CAVANAUGH: What do you think will be the takeaway for people who are trying to control their weight or perhaps even more serious problems, diabetes, in looking at the results of your research?

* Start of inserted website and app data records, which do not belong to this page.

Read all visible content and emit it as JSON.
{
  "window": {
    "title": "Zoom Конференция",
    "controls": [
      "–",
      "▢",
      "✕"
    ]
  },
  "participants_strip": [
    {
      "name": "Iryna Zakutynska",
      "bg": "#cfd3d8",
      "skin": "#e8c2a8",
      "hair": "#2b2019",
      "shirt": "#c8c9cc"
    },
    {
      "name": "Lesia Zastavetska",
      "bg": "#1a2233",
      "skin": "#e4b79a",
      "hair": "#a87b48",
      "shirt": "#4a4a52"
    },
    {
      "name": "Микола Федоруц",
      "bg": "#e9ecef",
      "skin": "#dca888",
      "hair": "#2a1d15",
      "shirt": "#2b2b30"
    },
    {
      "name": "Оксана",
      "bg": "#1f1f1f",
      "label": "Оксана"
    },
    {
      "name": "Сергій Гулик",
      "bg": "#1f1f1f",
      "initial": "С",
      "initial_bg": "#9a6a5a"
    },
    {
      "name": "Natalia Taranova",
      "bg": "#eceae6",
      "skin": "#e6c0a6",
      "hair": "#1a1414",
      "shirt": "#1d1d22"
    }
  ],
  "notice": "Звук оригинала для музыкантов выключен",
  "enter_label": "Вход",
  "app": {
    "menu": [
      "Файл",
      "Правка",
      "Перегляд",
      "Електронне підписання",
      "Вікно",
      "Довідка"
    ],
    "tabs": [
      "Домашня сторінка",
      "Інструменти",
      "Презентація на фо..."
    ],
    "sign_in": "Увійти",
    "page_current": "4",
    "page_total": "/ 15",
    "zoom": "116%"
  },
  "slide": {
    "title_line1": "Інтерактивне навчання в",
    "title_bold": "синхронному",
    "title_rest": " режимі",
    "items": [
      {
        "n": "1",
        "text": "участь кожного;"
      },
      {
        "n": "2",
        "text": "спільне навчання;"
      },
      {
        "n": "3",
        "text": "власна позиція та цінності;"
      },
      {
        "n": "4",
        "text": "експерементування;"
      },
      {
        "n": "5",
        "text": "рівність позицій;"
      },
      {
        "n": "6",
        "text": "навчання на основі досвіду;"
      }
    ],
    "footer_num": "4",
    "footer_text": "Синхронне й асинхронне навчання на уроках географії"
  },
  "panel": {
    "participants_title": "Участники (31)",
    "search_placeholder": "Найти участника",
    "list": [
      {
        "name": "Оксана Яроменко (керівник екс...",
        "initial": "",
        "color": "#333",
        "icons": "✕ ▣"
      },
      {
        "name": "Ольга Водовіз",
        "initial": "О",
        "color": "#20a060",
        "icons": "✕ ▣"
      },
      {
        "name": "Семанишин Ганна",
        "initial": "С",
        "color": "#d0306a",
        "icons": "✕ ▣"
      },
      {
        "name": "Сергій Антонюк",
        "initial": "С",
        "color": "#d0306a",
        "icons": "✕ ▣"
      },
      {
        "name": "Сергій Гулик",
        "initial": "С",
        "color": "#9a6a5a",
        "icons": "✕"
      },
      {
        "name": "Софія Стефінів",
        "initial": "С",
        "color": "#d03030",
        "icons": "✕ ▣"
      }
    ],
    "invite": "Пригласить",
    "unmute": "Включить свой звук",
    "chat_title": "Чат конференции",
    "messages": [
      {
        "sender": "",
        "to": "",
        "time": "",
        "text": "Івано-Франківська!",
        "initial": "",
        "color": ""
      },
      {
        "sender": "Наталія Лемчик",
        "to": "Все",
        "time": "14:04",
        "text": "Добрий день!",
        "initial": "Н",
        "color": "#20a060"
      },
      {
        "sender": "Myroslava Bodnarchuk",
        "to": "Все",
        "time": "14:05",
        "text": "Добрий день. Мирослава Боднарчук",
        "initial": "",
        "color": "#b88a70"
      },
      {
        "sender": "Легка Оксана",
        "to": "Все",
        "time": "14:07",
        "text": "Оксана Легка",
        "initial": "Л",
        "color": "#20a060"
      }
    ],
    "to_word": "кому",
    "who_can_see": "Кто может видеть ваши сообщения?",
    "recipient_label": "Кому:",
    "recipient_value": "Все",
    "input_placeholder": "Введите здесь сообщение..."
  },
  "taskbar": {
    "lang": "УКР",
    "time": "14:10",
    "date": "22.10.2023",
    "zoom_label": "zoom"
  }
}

PANDA: So right now, it would be really hard for me to recommend anything for humans because the study was done in mice. But historically, most of the lifestyle interventions started in mice and translated very well to humans. So I would guess that looking at how we eat, we actually start our breakfast with a very healthy food, most of us, and as the day progresses, we tend to eat more and more unhealthy food. And if you think about what we eat after dinner, it's mostly unhealthy food. So if we just come up with this idea that, well, let's eat only for 10-12 hours, and start counting from breakfast, then what'll happen is at the end of the day, those unhealthy foods that we eat, which constitute around 20-30% of our caloric intake, that will go away from our diet. So it will reduce some intake. And second, you will get the benefits of fasting. During this overnight fasting, another thing that happens is we break down our cholesterol. And that goes and turns on what is now known as brown fat, and is it literally burns your calories. It takes this fat, breaks it down to heat, and the heat comes out of our body. So that process will start. So I think we are very hopeful that we can translate it into humans. We are actually very shortly going to start a human study. We are very excited. We have raised some money from research foundations and federal government and then start the study in humans.

CAVANAUGH: This has been fascinating. Doctor Sachin Panda of the regulatory biology laboratory at Salk. Thank you so much for coming in and talking with us.

PANDA: Thank you, Maureen.